Scan the records below. Copy every line in which the word "this" appears.

*Source information*.
• • • •

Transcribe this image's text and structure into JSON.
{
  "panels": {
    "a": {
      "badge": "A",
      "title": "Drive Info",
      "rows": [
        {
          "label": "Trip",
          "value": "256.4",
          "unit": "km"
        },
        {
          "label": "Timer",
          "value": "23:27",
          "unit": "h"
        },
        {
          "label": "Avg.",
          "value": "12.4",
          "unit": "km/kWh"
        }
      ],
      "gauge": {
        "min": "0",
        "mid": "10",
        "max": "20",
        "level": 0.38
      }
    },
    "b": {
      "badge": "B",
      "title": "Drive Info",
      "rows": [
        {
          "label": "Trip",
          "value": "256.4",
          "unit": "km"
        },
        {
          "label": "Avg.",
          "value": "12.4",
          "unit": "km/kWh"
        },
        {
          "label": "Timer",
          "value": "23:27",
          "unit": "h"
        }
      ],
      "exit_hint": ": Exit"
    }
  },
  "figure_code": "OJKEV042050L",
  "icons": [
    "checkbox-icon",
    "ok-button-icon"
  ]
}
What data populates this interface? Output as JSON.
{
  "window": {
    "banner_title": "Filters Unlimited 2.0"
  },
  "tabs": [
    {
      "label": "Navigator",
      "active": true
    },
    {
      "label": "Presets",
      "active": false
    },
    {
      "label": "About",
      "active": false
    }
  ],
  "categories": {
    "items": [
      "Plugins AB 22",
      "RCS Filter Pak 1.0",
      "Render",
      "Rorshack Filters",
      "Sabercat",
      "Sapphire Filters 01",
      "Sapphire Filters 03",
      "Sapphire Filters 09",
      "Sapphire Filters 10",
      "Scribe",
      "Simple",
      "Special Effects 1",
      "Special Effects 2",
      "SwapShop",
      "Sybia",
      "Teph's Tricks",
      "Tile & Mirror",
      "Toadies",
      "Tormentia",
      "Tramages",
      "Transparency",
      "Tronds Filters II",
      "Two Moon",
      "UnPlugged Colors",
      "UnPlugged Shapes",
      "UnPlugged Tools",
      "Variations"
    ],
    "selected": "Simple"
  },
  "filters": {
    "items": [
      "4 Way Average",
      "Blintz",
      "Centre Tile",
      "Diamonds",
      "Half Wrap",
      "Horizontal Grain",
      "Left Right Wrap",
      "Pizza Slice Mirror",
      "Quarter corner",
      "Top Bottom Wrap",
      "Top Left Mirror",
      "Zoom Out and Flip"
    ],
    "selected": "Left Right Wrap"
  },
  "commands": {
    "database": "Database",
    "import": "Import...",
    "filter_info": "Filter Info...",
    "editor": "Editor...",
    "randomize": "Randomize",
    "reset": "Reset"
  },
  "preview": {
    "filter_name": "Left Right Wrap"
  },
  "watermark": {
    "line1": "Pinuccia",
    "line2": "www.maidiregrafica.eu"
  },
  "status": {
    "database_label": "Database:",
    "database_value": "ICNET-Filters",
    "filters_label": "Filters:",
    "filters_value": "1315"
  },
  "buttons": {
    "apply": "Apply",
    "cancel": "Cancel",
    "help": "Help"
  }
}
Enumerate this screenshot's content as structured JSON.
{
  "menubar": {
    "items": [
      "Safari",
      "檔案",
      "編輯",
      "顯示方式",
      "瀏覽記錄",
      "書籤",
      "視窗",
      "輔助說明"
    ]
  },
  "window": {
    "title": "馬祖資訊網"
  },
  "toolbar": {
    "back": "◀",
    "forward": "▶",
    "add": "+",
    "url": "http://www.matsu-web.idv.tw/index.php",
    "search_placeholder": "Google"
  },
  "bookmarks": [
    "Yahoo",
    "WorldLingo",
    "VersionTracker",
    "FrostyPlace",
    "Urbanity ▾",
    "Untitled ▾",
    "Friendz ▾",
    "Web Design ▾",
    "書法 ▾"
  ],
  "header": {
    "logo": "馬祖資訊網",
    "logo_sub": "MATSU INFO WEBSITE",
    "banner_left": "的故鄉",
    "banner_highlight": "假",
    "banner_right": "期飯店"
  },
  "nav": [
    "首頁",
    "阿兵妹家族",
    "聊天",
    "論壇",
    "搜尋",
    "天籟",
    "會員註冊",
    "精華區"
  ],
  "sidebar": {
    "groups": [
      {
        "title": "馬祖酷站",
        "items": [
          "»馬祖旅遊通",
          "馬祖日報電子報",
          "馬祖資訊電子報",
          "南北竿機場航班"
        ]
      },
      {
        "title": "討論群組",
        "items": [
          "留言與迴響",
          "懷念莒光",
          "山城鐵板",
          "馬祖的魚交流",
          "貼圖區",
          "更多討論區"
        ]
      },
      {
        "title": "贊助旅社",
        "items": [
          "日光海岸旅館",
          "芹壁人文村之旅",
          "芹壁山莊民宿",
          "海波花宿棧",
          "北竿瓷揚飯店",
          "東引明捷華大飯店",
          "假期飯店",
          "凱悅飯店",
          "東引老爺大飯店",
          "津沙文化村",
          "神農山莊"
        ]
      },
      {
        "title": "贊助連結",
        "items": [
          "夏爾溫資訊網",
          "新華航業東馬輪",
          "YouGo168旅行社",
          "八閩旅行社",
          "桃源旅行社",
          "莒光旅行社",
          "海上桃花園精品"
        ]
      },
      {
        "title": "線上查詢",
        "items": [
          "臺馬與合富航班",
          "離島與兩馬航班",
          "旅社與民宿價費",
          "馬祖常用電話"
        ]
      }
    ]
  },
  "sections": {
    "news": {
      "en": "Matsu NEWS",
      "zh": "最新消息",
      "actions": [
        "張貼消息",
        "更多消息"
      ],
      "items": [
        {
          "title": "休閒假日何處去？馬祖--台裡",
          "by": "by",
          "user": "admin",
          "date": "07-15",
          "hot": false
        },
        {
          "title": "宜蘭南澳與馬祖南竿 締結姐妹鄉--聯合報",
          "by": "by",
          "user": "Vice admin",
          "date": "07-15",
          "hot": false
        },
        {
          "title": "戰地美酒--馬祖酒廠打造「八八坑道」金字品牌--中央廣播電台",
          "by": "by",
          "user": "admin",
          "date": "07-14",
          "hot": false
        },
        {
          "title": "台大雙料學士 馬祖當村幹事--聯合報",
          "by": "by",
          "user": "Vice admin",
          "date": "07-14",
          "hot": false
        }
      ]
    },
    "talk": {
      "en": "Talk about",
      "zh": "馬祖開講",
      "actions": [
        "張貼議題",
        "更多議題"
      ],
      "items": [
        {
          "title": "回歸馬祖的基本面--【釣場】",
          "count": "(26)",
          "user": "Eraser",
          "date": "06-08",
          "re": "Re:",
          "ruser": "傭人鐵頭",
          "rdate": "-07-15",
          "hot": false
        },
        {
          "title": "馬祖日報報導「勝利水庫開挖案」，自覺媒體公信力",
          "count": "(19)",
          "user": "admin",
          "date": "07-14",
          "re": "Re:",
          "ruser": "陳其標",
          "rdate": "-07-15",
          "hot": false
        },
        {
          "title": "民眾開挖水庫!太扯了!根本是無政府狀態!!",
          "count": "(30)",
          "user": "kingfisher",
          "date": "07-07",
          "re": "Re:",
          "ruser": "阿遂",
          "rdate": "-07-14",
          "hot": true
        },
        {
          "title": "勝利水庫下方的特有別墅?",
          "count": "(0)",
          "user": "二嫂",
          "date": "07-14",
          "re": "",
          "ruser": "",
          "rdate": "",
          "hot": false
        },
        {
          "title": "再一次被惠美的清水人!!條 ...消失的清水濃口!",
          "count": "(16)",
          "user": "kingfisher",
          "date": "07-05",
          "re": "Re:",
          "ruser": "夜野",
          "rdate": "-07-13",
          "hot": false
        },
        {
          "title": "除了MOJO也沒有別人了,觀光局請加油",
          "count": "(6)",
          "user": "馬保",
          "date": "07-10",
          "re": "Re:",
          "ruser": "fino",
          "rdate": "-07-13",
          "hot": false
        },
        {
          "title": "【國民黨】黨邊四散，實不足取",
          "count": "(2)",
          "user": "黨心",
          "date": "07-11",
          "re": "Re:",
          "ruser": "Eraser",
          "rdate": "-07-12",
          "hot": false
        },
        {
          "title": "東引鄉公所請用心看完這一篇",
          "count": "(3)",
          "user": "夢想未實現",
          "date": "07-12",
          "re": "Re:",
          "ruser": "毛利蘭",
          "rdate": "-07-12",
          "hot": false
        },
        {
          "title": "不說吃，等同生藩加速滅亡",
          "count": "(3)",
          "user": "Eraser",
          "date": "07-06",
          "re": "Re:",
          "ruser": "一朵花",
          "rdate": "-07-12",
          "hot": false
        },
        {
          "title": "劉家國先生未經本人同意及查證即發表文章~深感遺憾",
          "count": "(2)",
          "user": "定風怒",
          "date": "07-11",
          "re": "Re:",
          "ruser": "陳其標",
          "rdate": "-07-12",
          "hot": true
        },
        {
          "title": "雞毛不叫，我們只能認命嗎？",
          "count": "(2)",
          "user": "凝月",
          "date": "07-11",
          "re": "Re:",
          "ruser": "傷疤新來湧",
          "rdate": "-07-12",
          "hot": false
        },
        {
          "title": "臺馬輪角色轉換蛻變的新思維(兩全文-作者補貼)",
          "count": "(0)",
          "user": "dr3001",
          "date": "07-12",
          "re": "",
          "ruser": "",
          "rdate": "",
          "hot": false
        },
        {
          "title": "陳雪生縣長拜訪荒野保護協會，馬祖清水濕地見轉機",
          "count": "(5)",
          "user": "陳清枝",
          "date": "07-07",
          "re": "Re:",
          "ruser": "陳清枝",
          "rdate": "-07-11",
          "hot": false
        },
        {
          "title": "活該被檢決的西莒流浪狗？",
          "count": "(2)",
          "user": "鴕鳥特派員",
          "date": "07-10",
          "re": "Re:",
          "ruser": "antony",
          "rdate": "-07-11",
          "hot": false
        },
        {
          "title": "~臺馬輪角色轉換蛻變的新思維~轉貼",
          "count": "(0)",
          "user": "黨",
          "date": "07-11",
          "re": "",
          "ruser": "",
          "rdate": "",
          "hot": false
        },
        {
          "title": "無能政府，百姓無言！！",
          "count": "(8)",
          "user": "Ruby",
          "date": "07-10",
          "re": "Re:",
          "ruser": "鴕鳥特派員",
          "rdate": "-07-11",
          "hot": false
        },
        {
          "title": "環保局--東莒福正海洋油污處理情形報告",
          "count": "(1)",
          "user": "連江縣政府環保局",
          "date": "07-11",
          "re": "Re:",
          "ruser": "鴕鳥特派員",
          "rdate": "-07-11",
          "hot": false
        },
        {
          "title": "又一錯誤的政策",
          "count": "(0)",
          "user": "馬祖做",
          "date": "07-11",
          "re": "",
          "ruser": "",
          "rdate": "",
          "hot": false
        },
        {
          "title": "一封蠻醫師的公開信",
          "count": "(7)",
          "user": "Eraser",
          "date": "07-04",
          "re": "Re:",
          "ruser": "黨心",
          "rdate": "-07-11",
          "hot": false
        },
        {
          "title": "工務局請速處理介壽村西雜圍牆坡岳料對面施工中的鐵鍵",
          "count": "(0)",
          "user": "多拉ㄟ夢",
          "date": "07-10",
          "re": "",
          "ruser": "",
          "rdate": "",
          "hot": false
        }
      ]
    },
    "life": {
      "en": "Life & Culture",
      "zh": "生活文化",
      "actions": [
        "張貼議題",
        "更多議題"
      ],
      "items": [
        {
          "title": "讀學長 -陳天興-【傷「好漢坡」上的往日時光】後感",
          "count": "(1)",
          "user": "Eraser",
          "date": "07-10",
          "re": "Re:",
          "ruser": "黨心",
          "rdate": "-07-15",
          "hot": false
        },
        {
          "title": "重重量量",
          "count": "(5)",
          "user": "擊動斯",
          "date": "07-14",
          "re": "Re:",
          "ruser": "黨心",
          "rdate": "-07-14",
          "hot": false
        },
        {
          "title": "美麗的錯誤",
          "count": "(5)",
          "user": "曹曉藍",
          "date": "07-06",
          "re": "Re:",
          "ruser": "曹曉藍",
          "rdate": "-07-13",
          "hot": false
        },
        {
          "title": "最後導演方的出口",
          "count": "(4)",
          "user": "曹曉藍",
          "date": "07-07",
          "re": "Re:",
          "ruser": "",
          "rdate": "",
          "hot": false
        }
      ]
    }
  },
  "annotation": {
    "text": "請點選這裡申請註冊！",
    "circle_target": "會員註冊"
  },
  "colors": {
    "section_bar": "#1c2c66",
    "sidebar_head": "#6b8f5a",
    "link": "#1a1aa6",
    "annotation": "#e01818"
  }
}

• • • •

*Your response*.
Transcribe this image's text and structure into JSON.
What data populates this interface? Output as JSON.
Enumerate this screenshot's content as structured JSON.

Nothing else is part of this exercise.